Sony confirmed a Japanese price cut for the PlayStation Vita this week – a move it hopes will reverse its fortunes in its homeland as it continues to be significantly outsold by Nintendo’s 3DS.
And speaking to Famitsu (via Polygon), SCE Japan president Hiroshi Kawano admitted that the machine – sales forecasts of which have now been lowered three times by Sony – is failing to perform.
"Certainly, at the present time, maybe we're a little behind the numbers we originally pictured," he admitted. "I feel we have a ways to go in terms of getting across the good traits of the PS Vita, along with everything the software has to offer.”
However, Kawano reckons the new lower RRP is the first step in reversing the machine’s fortunes.
"The biggest reason [for the price drop] is that we simply want to have more people playing the PS Vita," he stated. "Based on our research, there are two broad reasons why people who may want to try the Vita aren't purchasing it. One, they want to wait until there's a game they want to play on it. Two, the price is a little out of reach for them.
“What we also learned in this research is that people who do own a Vita have tremendous satisfaction with it; it's the kind of platform where you get a feel for how good it is once you touch it. But we found that the price was too big an initial hurdle for this, and this sparked a long internal debate within SCE."
Of the software issue, as well as an upturn in the number of games coming to the system Kawano also wants customers to focus on the quality already available.
“I want to keep pushing for more games that people want to play, since like our research showed, that's one thing blocking customers curious about the Vita from making a purchase,” he explained.
“There are about 100 titles released [in Japan] in a year's time, and I want to get across that we've got a lot of really good games.
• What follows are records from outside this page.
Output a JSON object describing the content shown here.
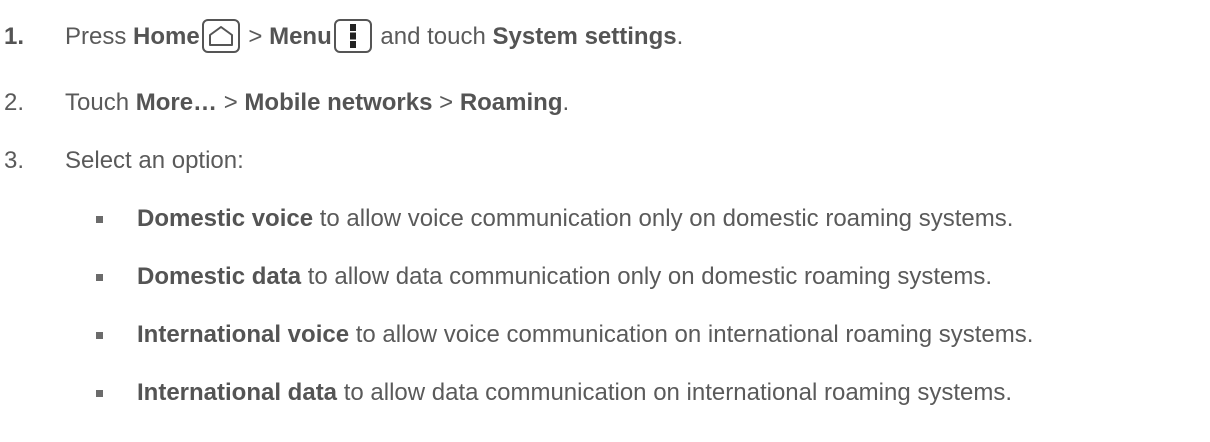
{
  "steps": [
    {
      "number": "1.",
      "parts": {
        "press": "Press",
        "home": "Home",
        "sep1": ">",
        "menu": "Menu",
        "and_touch": "and touch",
        "system_settings": "System settings",
        "end": "."
      }
    },
    {
      "number": "2.",
      "parts": {
        "touch": "Touch",
        "more": "More…",
        "sep1": ">",
        "mobile_networks": "Mobile networks",
        "sep2": ">",
        "roaming": "Roaming",
        "end": "."
      }
    },
    {
      "number": "3.",
      "parts": {
        "text": "Select an option:"
      }
    }
  ],
  "options": [
    {
      "term": "Domestic voice",
      "desc": "to allow voice communication only on domestic roaming systems."
    },
    {
      "term": "Domestic data",
      "desc": "to allow data communication only on domestic roaming systems."
    },
    {
      "term": "International voice",
      "desc": "to allow voice communication on international roaming systems."
    },
    {
      "term": "International data",
      "desc": "to allow data communication on international roaming systems."
    }
  ],
  "icons": {
    "home": "home-key-icon",
    "menu": "menu-key-icon"
  }
}
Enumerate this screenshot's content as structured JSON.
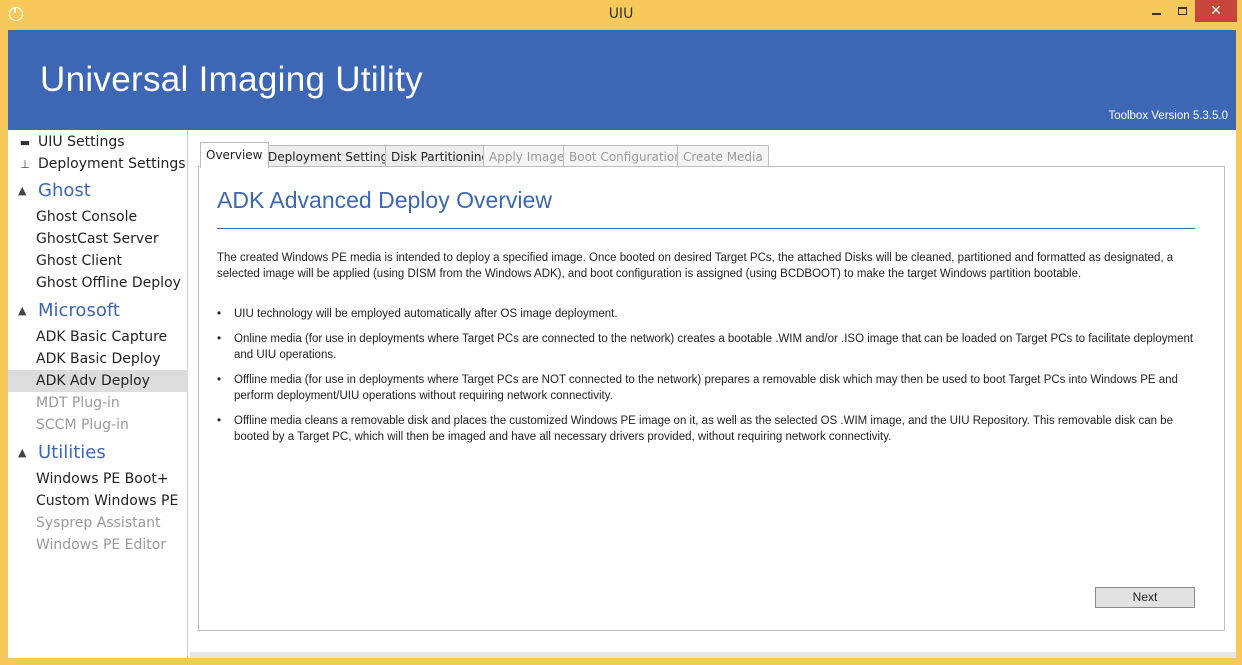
{
  "window": {
    "title": "UIU",
    "minimize_label": "",
    "close_label": "✕"
  },
  "banner": {
    "title": "Universal Imaging Utility",
    "version": "Toolbox Version 5.3.5.0"
  },
  "sidebar": {
    "top_items": [
      {
        "label": "UIU Settings",
        "icon": "toolbox-icon"
      },
      {
        "label": "Deployment Settings",
        "icon": "network-icon"
      }
    ],
    "categories": [
      {
        "label": "Ghost",
        "items": [
          {
            "label": "Ghost Console"
          },
          {
            "label": "GhostCast Server"
          },
          {
            "label": "Ghost Client"
          },
          {
            "label": "Ghost Offline Deploy"
          }
        ]
      },
      {
        "label": "Microsoft",
        "items": [
          {
            "label": "ADK Basic Capture"
          },
          {
            "label": "ADK Basic Deploy"
          },
          {
            "label": "ADK Adv Deploy"
          },
          {
            "label": "MDT Plug-in"
          },
          {
            "label": "SCCM Plug-in"
          }
        ]
      },
      {
        "label": "Utilities",
        "items": [
          {
            "label": "Windows PE Boot+"
          },
          {
            "label": "Custom Windows PE"
          },
          {
            "label": "Sysprep Assistant"
          },
          {
            "label": "Windows PE Editor"
          }
        ]
      }
    ]
  },
  "tabs": [
    {
      "label": "Overview"
    },
    {
      "label": "Deployment Settings"
    },
    {
      "label": "Disk Partitioning"
    },
    {
      "label": "Apply Image"
    },
    {
      "label": "Boot Configuration"
    },
    {
      "label": "Create Media"
    }
  ],
  "panel": {
    "title": "ADK Advanced Deploy Overview",
    "intro": "The created Windows PE media is intended to deploy a specified image. Once booted on desired Target PCs, the attached Disks will be cleaned, partitioned and formatted as designated, a selected image will be applied (using DISM from the Windows ADK), and boot configuration is assigned (using BCDBOOT) to make the target Windows partition bootable.",
    "bullet_symbol": "•",
    "bullets": [
      "UIU technology will be employed automatically after OS image deployment.",
      "Online media (for use in deployments where Target PCs are connected to the network) creates a bootable .WIM and/or .ISO image that can be loaded on Target PCs to facilitate deployment and UIU operations.",
      "Offline media (for use in deployments where Target PCs are NOT connected to the network) prepares a removable disk which may then be used to boot Target PCs into Windows PE and perform deployment/UIU operations without requiring network connectivity.",
      "Offline media cleans a removable disk and places the customized Windows PE image on it, as well as the selected OS .WIM image, and the UIU Repository. This removable disk can be booted by a Target PC, which will then be imaged and have all necessary drivers provided, without requiring network connectivity."
    ],
    "next_label": "Next"
  },
  "colors": {
    "window_frame": "#f7c95a",
    "banner": "#3d67b5",
    "accent_text": "#3d67b5",
    "close_button": "#c7463a"
  }
}
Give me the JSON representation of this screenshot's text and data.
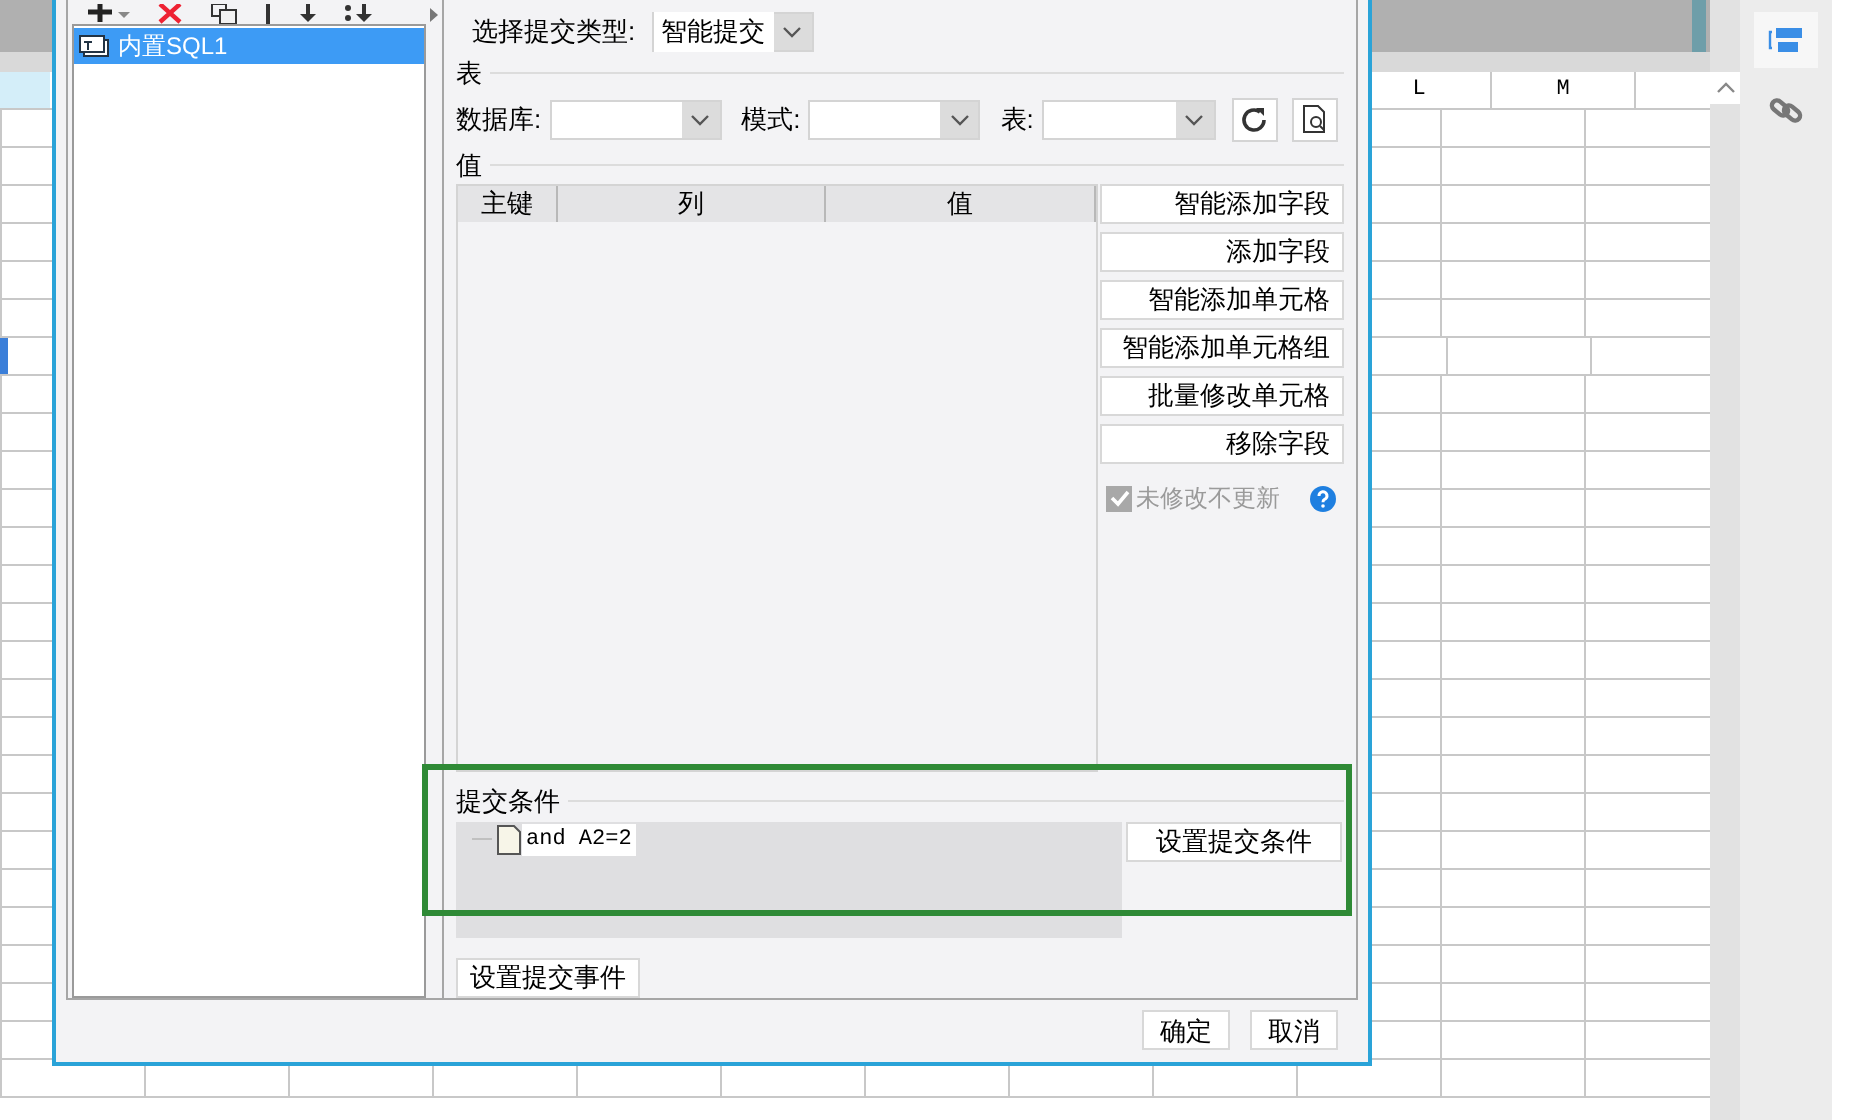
{
  "dialog": {
    "tree": [
      {
        "label": "内置SQL1",
        "selected": true
      }
    ],
    "submit_type": {
      "label": "选择提交类型:",
      "value": "智能提交"
    },
    "table_section": {
      "title": "表",
      "fields": [
        {
          "label": "数据库:"
        },
        {
          "label": "模式:"
        },
        {
          "label": "表:"
        }
      ]
    },
    "value_section": {
      "title": "值",
      "columns": [
        "主键",
        "列",
        "值"
      ]
    },
    "side_buttons": [
      "智能添加字段",
      "添加字段",
      "智能添加单元格",
      "智能添加单元格组",
      "批量修改单元格",
      "移除字段"
    ],
    "unchanged_checkbox": {
      "label": "未修改不更新",
      "checked": true,
      "disabled": true
    },
    "condition_section": {
      "title": "提交条件",
      "conditions": [
        {
          "text": "and A2=2"
        }
      ],
      "button": "设置提交条件"
    },
    "event_button": "设置提交事件",
    "footer_buttons": [
      "确定",
      "取消"
    ]
  },
  "sheet": {
    "columns": [
      "L",
      "M"
    ]
  }
}
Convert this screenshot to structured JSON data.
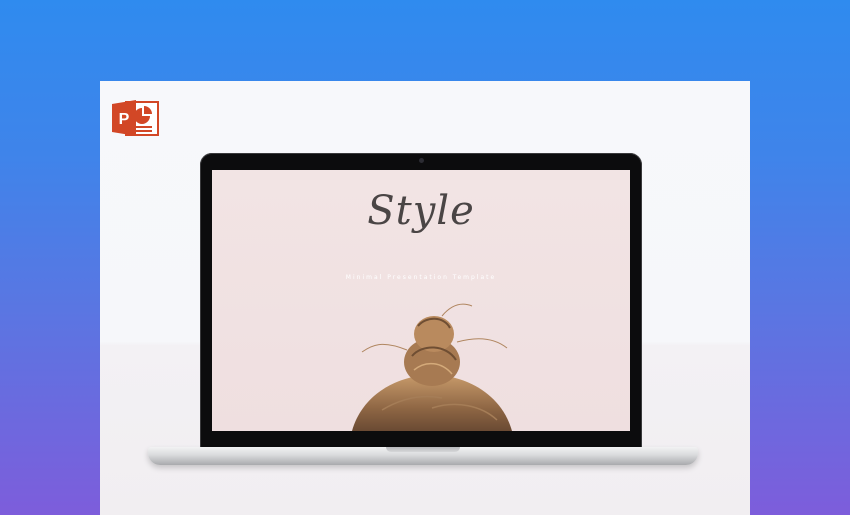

Like with our other platforms, we're developing the Vita system with the idea that it'll have a lifecycle of ten years and change, so I think we need to do everything we can to flesh out the service going forward.
"We have the new price down; now it's time for software. Just with what's been announced so far, we'll have more games coming out this year than last, and they're being launched on a regular basis throughout the year. I think that'll make users feel they're always getting enough, and we're prepared to push these titles as needed. We're going to be actively on the offensive in 2013."